Task to complete. Please copy out every line in the records below that includes the word "Mercury".

BEGIN Source material

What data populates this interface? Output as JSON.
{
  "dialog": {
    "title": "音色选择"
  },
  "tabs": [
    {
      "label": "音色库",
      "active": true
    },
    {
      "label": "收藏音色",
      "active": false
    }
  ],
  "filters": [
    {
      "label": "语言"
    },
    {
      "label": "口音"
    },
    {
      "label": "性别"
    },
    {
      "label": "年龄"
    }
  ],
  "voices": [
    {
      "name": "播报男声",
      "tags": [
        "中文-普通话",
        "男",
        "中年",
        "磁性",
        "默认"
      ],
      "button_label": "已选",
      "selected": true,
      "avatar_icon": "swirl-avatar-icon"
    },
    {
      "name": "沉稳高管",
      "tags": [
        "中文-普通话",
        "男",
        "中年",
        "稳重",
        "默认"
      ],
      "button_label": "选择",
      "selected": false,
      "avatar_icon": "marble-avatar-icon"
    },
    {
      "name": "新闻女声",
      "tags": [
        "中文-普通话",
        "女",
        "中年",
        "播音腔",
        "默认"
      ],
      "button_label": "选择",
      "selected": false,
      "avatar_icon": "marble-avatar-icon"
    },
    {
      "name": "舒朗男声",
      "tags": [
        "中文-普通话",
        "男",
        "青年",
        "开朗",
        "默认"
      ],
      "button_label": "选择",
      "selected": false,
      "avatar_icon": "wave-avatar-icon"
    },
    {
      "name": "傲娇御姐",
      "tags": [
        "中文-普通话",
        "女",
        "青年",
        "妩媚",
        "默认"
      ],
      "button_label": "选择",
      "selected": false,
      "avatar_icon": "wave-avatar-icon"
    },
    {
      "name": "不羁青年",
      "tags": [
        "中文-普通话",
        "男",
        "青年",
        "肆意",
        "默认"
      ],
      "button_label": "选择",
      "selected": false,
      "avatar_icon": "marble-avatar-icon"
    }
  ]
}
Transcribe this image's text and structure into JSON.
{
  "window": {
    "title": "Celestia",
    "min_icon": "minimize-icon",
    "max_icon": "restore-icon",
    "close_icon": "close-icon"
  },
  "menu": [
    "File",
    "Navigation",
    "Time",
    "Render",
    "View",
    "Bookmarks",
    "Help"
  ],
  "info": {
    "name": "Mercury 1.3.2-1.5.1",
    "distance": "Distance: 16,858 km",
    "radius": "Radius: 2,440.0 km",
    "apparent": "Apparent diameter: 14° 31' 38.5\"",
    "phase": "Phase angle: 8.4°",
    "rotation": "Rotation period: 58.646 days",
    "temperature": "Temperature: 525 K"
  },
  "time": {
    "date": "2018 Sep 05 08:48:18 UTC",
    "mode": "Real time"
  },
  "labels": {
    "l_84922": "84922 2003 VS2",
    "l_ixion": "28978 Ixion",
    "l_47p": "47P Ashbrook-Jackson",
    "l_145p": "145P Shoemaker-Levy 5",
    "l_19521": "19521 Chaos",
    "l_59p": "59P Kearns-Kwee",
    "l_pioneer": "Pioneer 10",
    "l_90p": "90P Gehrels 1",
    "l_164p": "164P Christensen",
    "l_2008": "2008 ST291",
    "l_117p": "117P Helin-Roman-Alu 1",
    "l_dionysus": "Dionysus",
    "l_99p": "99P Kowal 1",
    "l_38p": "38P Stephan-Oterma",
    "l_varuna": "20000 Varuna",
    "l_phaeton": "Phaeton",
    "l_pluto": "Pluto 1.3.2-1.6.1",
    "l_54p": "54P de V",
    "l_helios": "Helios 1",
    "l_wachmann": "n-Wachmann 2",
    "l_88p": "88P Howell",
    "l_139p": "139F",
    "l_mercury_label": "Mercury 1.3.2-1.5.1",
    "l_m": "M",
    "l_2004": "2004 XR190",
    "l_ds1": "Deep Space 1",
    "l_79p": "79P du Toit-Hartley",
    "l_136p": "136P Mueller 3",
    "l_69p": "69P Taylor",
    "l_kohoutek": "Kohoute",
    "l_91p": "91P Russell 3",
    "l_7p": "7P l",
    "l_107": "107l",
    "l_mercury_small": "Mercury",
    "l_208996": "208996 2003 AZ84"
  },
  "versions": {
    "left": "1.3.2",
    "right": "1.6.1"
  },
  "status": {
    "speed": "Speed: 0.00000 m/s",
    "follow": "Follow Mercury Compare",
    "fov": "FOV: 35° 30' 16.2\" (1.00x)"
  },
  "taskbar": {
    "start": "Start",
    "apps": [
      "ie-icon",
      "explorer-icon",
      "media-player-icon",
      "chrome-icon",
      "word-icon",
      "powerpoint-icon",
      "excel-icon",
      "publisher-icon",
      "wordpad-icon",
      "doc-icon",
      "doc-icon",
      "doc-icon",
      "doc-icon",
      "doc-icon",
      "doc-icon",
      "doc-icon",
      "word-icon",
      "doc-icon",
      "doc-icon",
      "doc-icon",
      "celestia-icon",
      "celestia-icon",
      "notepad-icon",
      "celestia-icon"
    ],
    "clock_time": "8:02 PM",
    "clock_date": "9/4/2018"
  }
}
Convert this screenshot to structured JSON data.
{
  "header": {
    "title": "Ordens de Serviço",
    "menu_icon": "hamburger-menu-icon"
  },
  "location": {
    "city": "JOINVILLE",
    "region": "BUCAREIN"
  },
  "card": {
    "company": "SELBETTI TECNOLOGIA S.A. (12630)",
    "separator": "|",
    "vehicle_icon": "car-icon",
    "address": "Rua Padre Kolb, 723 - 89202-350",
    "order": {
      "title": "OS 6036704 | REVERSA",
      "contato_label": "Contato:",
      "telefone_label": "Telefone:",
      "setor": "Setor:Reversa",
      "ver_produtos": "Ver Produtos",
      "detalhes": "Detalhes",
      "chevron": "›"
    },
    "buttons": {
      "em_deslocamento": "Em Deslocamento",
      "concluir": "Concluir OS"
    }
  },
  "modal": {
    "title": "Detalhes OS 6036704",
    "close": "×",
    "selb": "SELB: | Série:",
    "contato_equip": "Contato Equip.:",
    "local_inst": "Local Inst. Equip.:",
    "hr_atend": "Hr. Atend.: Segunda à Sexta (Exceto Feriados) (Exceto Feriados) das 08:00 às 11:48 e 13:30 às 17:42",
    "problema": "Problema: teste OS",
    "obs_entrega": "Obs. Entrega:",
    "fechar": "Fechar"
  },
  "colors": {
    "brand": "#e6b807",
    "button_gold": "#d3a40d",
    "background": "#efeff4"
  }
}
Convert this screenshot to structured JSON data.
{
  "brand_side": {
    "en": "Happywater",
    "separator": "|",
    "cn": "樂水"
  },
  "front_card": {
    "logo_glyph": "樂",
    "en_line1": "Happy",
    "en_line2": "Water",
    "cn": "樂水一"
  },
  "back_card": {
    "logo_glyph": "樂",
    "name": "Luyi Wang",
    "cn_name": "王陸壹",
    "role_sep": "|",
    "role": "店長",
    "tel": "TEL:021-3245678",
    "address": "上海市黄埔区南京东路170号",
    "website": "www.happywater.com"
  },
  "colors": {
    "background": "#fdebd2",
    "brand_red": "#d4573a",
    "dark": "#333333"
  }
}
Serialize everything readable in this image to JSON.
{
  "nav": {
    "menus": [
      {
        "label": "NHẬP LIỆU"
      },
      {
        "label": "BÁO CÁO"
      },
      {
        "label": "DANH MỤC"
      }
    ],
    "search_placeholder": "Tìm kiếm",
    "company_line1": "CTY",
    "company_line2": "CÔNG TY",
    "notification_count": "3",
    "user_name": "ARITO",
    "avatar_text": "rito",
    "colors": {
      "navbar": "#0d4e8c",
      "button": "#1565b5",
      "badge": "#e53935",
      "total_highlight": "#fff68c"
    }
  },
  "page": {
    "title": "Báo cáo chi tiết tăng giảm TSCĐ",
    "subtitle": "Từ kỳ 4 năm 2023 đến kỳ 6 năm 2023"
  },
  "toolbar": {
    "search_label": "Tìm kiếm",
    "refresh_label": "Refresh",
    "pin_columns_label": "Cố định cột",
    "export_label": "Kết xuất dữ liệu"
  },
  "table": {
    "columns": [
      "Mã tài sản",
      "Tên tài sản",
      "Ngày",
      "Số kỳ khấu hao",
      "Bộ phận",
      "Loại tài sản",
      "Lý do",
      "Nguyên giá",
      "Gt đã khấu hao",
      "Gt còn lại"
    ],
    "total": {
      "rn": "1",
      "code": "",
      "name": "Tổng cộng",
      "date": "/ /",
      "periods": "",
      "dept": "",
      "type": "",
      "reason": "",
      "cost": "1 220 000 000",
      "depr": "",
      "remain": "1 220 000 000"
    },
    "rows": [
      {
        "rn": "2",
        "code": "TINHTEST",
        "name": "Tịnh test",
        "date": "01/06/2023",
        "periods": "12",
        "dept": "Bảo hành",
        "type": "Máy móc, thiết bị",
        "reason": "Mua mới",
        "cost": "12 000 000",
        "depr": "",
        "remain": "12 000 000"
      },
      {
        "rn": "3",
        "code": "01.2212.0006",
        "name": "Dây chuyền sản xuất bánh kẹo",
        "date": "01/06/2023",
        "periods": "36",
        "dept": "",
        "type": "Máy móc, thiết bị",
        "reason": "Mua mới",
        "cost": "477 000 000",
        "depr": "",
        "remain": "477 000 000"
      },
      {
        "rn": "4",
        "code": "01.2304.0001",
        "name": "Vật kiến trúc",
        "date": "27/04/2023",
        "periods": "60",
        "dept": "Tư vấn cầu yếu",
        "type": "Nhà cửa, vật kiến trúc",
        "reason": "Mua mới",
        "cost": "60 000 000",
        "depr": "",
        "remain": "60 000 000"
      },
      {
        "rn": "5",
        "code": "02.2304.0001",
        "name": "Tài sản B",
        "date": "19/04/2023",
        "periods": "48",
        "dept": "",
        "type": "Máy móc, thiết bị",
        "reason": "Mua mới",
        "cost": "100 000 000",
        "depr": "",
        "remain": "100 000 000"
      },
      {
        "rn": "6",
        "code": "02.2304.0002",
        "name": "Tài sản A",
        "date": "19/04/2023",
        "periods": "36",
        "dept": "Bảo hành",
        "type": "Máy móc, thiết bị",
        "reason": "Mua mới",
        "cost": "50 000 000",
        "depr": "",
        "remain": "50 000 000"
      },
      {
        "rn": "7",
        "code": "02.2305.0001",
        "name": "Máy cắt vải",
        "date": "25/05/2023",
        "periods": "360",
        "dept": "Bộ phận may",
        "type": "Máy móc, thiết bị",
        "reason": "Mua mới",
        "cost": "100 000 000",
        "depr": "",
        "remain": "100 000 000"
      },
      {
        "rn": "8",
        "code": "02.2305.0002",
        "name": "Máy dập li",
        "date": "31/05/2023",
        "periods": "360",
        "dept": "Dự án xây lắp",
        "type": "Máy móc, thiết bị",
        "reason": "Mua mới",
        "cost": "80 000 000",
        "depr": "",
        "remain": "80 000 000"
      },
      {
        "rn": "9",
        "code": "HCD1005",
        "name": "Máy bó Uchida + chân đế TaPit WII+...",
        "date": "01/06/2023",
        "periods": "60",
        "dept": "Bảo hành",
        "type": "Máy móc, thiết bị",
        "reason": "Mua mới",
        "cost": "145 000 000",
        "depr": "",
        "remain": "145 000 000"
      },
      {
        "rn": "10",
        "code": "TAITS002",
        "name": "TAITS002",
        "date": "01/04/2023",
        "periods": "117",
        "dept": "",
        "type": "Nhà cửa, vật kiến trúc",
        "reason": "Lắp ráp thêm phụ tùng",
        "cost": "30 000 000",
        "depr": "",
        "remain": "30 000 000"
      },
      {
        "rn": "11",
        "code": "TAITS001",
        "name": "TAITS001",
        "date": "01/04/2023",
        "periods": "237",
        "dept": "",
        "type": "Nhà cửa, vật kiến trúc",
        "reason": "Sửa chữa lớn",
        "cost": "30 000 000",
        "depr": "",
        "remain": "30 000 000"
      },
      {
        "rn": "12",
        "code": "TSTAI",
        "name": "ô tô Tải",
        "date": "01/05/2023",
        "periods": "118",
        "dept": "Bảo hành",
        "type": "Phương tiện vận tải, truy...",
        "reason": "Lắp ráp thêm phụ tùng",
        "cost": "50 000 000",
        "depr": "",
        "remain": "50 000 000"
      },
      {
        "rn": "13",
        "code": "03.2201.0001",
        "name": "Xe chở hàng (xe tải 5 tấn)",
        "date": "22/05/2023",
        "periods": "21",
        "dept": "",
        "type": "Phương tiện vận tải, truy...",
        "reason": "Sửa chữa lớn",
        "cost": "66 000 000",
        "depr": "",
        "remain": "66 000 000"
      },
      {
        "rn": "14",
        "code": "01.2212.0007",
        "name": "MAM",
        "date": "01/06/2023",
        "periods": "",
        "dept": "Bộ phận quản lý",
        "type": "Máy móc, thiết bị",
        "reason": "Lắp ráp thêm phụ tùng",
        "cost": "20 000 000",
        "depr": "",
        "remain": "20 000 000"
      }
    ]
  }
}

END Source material

Response to the task.
    "name": "Mercury 1.3.2-1.5.1",
    "l_mercury_label": "Mercury 1.3.2-1.5.1",
    "l_mercury_small": "Mercury",
    "follow": "Follow Mercury Compare",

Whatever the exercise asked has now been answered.